(Beginning of Material for this task)
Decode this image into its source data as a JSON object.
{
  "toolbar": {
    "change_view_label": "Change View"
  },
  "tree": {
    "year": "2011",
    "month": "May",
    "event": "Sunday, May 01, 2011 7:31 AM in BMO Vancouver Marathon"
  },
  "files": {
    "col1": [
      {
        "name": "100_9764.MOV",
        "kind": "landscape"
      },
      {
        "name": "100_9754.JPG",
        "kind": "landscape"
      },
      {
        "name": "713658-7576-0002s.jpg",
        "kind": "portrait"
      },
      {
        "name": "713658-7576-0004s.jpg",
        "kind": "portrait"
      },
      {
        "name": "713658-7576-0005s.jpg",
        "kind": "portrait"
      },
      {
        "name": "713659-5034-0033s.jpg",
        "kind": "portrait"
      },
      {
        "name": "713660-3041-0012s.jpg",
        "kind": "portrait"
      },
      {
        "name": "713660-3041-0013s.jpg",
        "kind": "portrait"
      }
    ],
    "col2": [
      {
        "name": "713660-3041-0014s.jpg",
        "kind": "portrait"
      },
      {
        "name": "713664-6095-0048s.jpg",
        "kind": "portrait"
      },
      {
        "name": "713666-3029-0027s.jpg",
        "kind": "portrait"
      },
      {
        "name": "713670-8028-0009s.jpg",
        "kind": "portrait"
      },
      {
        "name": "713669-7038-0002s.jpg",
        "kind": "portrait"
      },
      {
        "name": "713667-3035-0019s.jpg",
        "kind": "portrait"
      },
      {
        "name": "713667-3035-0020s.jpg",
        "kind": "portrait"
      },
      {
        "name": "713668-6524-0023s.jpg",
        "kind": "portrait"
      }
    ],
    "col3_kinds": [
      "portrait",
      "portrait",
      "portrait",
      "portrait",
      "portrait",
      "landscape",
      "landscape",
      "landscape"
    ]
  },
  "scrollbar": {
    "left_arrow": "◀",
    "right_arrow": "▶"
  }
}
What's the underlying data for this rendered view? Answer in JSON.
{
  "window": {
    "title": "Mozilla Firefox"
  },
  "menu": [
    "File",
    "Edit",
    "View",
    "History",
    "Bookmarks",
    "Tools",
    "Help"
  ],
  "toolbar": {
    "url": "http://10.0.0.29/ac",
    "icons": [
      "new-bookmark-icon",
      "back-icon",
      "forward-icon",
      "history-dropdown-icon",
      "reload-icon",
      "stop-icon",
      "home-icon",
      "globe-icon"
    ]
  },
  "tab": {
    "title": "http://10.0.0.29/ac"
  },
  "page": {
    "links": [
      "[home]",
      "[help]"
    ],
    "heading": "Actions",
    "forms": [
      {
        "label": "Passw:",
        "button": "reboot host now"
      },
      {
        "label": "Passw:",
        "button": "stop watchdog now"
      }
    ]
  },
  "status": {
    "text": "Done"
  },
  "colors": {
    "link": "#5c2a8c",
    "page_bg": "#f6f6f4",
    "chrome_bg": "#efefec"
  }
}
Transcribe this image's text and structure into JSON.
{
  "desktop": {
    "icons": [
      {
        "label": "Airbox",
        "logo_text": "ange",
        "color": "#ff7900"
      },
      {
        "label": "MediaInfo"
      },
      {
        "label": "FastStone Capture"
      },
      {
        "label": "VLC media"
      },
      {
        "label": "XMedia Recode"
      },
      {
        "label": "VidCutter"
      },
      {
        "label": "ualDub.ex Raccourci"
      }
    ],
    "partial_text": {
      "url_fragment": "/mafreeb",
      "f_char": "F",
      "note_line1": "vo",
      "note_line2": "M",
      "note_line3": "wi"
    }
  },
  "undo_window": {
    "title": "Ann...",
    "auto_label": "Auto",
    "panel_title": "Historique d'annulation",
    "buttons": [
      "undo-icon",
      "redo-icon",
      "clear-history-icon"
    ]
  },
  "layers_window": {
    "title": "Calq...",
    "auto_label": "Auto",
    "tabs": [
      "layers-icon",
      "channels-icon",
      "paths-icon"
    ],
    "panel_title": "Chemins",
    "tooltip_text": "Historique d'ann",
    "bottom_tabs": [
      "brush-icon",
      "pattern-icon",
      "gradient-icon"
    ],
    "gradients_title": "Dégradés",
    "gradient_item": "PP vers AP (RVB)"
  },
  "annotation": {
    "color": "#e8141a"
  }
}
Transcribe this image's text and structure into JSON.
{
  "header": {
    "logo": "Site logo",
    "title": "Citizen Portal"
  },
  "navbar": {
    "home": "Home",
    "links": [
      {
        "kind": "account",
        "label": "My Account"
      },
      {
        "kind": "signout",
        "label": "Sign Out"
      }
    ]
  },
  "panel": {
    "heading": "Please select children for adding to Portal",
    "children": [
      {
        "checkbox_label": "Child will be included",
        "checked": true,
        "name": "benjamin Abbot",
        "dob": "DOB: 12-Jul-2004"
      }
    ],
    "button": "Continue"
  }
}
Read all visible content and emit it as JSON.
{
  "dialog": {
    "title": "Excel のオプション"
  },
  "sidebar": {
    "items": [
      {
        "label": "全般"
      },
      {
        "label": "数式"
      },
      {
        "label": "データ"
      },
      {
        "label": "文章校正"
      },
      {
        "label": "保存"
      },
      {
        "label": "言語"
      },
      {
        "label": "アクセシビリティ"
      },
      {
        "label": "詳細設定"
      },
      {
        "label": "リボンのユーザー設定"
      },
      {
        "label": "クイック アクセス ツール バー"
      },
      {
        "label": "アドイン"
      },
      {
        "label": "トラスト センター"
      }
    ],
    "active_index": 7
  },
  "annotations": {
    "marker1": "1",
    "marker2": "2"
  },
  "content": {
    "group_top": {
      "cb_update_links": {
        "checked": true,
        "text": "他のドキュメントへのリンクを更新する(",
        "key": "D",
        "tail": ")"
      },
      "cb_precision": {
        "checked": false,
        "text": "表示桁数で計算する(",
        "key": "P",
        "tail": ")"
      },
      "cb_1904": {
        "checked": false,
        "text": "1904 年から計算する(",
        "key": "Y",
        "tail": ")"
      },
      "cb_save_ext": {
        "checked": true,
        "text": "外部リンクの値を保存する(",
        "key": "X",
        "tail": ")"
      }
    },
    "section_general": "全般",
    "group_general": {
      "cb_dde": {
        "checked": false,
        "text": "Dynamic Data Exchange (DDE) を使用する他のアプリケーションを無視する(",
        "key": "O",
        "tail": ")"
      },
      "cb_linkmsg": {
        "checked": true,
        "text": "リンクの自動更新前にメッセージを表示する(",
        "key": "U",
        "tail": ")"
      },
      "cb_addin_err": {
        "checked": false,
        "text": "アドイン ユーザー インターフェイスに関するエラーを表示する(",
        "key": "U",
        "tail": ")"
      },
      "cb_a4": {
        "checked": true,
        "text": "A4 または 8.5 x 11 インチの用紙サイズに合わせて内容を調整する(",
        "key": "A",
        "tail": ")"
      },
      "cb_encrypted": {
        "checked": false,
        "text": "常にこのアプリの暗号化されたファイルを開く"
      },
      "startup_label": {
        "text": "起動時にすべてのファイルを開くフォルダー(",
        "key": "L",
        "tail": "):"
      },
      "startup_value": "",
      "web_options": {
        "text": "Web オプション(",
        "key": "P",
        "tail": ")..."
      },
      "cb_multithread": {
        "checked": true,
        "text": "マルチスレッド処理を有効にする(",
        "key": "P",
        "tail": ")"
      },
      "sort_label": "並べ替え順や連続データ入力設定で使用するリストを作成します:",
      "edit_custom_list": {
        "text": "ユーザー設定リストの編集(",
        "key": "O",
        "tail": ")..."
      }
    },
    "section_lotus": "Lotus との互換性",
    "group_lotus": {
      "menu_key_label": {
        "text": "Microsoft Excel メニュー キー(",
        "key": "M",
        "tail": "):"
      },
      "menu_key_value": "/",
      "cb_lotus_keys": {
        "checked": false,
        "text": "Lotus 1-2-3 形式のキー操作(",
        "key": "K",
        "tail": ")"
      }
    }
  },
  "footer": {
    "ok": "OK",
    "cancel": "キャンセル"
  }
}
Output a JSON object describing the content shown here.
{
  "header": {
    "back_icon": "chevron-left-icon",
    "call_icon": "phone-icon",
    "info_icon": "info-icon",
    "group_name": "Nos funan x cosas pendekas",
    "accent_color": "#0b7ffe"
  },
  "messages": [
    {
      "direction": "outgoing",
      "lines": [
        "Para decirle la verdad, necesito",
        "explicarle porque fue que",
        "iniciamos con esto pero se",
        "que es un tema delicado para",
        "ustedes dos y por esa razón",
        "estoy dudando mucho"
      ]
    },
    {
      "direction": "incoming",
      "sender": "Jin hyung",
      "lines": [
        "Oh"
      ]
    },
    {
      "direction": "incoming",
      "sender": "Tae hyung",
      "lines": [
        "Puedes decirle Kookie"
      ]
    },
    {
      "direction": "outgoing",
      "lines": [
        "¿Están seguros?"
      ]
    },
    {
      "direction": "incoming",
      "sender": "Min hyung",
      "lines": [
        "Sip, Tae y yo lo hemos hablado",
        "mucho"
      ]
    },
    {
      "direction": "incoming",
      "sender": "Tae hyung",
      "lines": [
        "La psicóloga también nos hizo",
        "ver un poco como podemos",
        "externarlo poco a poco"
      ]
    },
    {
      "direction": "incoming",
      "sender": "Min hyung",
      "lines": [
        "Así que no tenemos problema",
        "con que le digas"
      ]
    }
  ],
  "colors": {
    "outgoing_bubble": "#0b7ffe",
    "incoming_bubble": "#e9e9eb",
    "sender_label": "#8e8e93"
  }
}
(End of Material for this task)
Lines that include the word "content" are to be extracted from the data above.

• The completed task:
Read all visible content and emit it as JSON.
  "content": {
Output a JSON object describing the content shown here.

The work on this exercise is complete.